■ Activity ■
A verbatim copy of the records is required, with all pictures left out.

=-=-=-=-=

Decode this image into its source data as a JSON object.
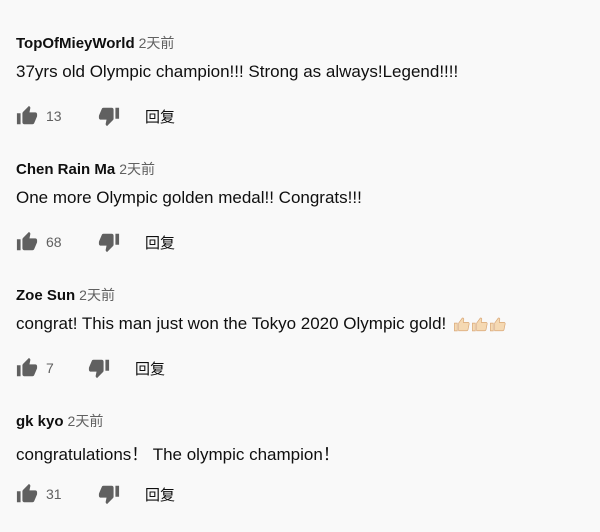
{
  "comments": [
    {
      "author": "TopOfMieyWorld",
      "time": "2天前",
      "text": "37yrs old Olympic champion!!! Strong as always!Legend!!!!",
      "likes": "13",
      "reply_label": "回复"
    },
    {
      "author": "Chen Rain Ma",
      "time": "2天前",
      "text": "One more Olympic golden medal!! Congrats!!!",
      "likes": "68",
      "reply_label": "回复"
    },
    {
      "author": "Zoe Sun",
      "time": "2天前",
      "text": "congrat! This man just won the Tokyo 2020 Olympic gold!",
      "emoji": [
        "thumbs-up-emoji",
        "thumbs-up-emoji",
        "thumbs-up-emoji"
      ],
      "likes": "7",
      "reply_label": "回复"
    },
    {
      "author": "gk kyo",
      "time": "2天前",
      "text": "congratulations！ The olympic champion！",
      "likes": "31",
      "reply_label": "回复"
    }
  ],
  "icons": {
    "like": "thumb-up-icon",
    "dislike": "thumb-down-icon"
  },
  "colors": {
    "background": "#f9f9f9",
    "icon": "#606060",
    "secondary_text": "#606060"
  }
}
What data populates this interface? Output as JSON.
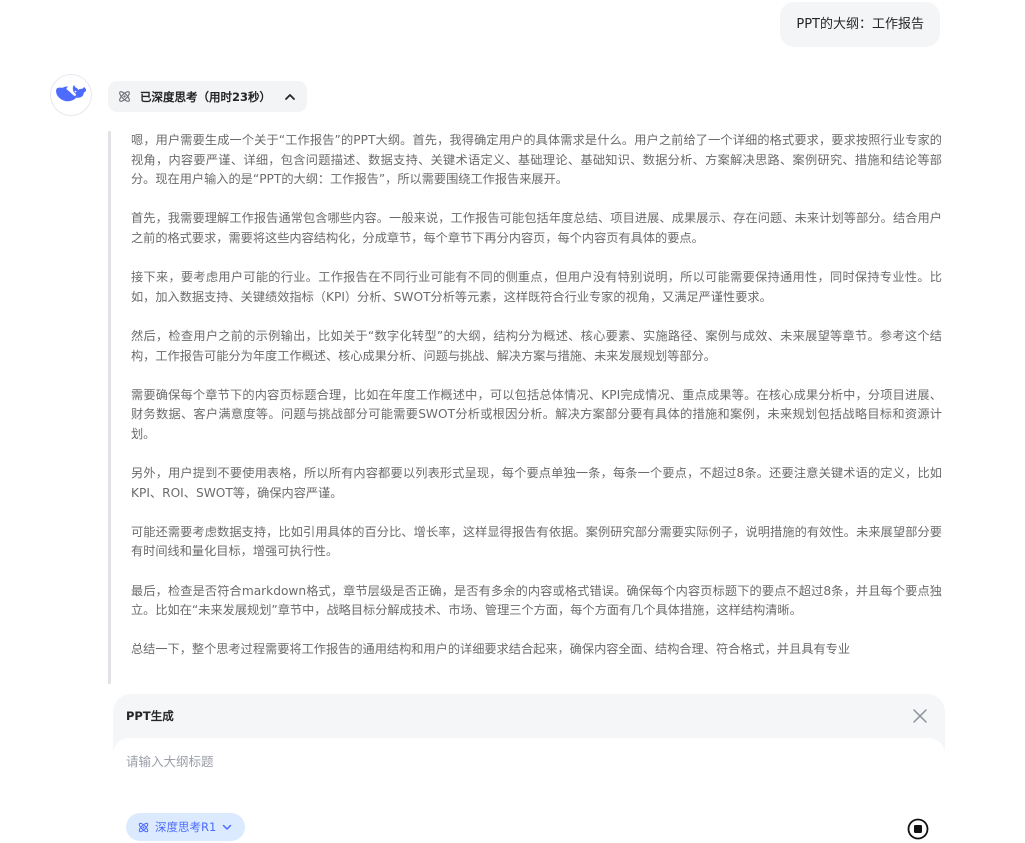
{
  "user_message": "PPT的大纲：工作报告",
  "think_toggle": {
    "label": "已深度思考（用时23秒）"
  },
  "reasoning_paragraphs": [
    "嗯，用户需要生成一个关于“工作报告”的PPT大纲。首先，我得确定用户的具体需求是什么。用户之前给了一个详细的格式要求，要求按照行业专家的视角，内容要严谨、详细，包含问题描述、数据支持、关键术语定义、基础理论、基础知识、数据分析、方案解决思路、案例研究、措施和结论等部分。现在用户输入的是“PPT的大纲：工作报告”，所以需要围绕工作报告来展开。",
    "首先，我需要理解工作报告通常包含哪些内容。一般来说，工作报告可能包括年度总结、项目进展、成果展示、存在问题、未来计划等部分。结合用户之前的格式要求，需要将这些内容结构化，分成章节，每个章节下再分内容页，每个内容页有具体的要点。",
    "接下来，要考虑用户可能的行业。工作报告在不同行业可能有不同的侧重点，但用户没有特别说明，所以可能需要保持通用性，同时保持专业性。比如，加入数据支持、关键绩效指标（KPI）分析、SWOT分析等元素，这样既符合行业专家的视角，又满足严谨性要求。",
    "然后，检查用户之前的示例输出，比如关于“数字化转型”的大纲，结构分为概述、核心要素、实施路径、案例与成效、未来展望等章节。参考这个结构，工作报告可能分为年度工作概述、核心成果分析、问题与挑战、解决方案与措施、未来发展规划等部分。",
    "需要确保每个章节下的内容页标题合理，比如在年度工作概述中，可以包括总体情况、KPI完成情况、重点成果等。在核心成果分析中，分项目进展、财务数据、客户满意度等。问题与挑战部分可能需要SWOT分析或根因分析。解决方案部分要有具体的措施和案例，未来规划包括战略目标和资源计划。",
    "另外，用户提到不要使用表格，所以所有内容都要以列表形式呈现，每个要点单独一条，每条一个要点，不超过8条。还要注意关键术语的定义，比如KPI、ROI、SWOT等，确保内容严谨。",
    "可能还需要考虑数据支持，比如引用具体的百分比、增长率，这样显得报告有依据。案例研究部分需要实际例子，说明措施的有效性。未来展望部分要有时间线和量化目标，增强可执行性。",
    "最后，检查是否符合markdown格式，章节层级是否正确，是否有多余的内容或格式错误。确保每个内容页标题下的要点不超过8条，并且每个要点独立。比如在“未来发展规划”章节中，战略目标分解成技术、市场、管理三个方面，每个方面有几个具体措施，这样结构清晰。",
    "总结一下，整个思考过程需要将工作报告的通用结构和用户的详细要求结合起来，确保内容全面、结构合理、符合格式，并且具有专业"
  ],
  "panel": {
    "title": "PPT生成",
    "input_placeholder": "请输入大纲标题",
    "input_value": "",
    "mode_label": "深度思考R1"
  },
  "colors": {
    "accent": "#4d6bfe",
    "pill_bg": "#dbeafe",
    "reasoning_text": "#6b6b6b",
    "reasoning_border": "#e2e3e6"
  },
  "icons": {
    "avatar": "deepseek-whale-icon",
    "think": "atom-icon",
    "collapse": "chevron-up-icon",
    "close": "close-icon",
    "mode_chevron": "chevron-down-icon",
    "stop": "stop-icon"
  }
}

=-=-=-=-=

■ Exercise answer ■
Decode this image into its source data as a JSON object.
{
  "comments": [
    {
      "author": "TopOfMieyWorld",
      "time": "2天前",
      "text": "37yrs old Olympic champion!!! Strong as always!Legend!!!!",
      "likes": "13",
      "reply_label": "回复"
    },
    {
      "author": "Chen Rain Ma",
      "time": "2天前",
      "text": "One more Olympic golden medal!! Congrats!!!",
      "likes": "68",
      "reply_label": "回复"
    },
    {
      "author": "Zoe Sun",
      "time": "2天前",
      "text": "congrat! This man just won the Tokyo 2020 Olympic gold!",
      "emoji": [
        "thumbs-up-emoji",
        "thumbs-up-emoji",
        "thumbs-up-emoji"
      ],
      "likes": "7",
      "reply_label": "回复"
    },
    {
      "author": "gk kyo",
      "time": "2天前",
      "text": "congratulations！ The olympic champion！",
      "likes": "31",
      "reply_label": "回复"
    }
  ],
  "icons": {
    "like": "thumb-up-icon",
    "dislike": "thumb-down-icon"
  },
  "colors": {
    "background": "#f9f9f9",
    "icon": "#606060",
    "secondary_text": "#606060"
  }
}
What data populates this interface? Output as JSON.
{
  "user_message": "PPT的大纲：工作报告",
  "think_toggle": {
    "label": "已深度思考（用时23秒）"
  },
  "reasoning_paragraphs": [
    "嗯，用户需要生成一个关于“工作报告”的PPT大纲。首先，我得确定用户的具体需求是什么。用户之前给了一个详细的格式要求，要求按照行业专家的视角，内容要严谨、详细，包含问题描述、数据支持、关键术语定义、基础理论、基础知识、数据分析、方案解决思路、案例研究、措施和结论等部分。现在用户输入的是“PPT的大纲：工作报告”，所以需要围绕工作报告来展开。",
    "首先，我需要理解工作报告通常包含哪些内容。一般来说，工作报告可能包括年度总结、项目进展、成果展示、存在问题、未来计划等部分。结合用户之前的格式要求，需要将这些内容结构化，分成章节，每个章节下再分内容页，每个内容页有具体的要点。",
    "接下来，要考虑用户可能的行业。工作报告在不同行业可能有不同的侧重点，但用户没有特别说明，所以可能需要保持通用性，同时保持专业性。比如，加入数据支持、关键绩效指标（KPI）分析、SWOT分析等元素，这样既符合行业专家的视角，又满足严谨性要求。",
    "然后，检查用户之前的示例输出，比如关于“数字化转型”的大纲，结构分为概述、核心要素、实施路径、案例与成效、未来展望等章节。参考这个结构，工作报告可能分为年度工作概述、核心成果分析、问题与挑战、解决方案与措施、未来发展规划等部分。",
    "需要确保每个章节下的内容页标题合理，比如在年度工作概述中，可以包括总体情况、KPI完成情况、重点成果等。在核心成果分析中，分项目进展、财务数据、客户满意度等。问题与挑战部分可能需要SWOT分析或根因分析。解决方案部分要有具体的措施和案例，未来规划包括战略目标和资源计划。",
    "另外，用户提到不要使用表格，所以所有内容都要以列表形式呈现，每个要点单独一条，每条一个要点，不超过8条。还要注意关键术语的定义，比如KPI、ROI、SWOT等，确保内容严谨。",
    "可能还需要考虑数据支持，比如引用具体的百分比、增长率，这样显得报告有依据。案例研究部分需要实际例子，说明措施的有效性。未来展望部分要有时间线和量化目标，增强可执行性。",
    "最后，检查是否符合markdown格式，章节层级是否正确，是否有多余的内容或格式错误。确保每个内容页标题下的要点不超过8条，并且每个要点独立。比如在“未来发展规划”章节中，战略目标分解成技术、市场、管理三个方面，每个方面有几个具体措施，这样结构清晰。",
    "总结一下，整个思考过程需要将工作报告的通用结构和用户的详细要求结合起来，确保内容全面、结构合理、符合格式，并且具有专业"
  ],
  "panel": {
    "title": "PPT生成",
    "input_placeholder": "请输入大纲标题",
    "input_value": "",
    "mode_label": "深度思考R1"
  },
  "colors": {
    "accent": "#4d6bfe",
    "pill_bg": "#dbeafe",
    "reasoning_text": "#6b6b6b",
    "reasoning_border": "#e2e3e6"
  },
  "icons": {
    "avatar": "deepseek-whale-icon",
    "think": "atom-icon",
    "collapse": "chevron-up-icon",
    "close": "close-icon",
    "mode_chevron": "chevron-down-icon",
    "stop": "stop-icon"
  }
}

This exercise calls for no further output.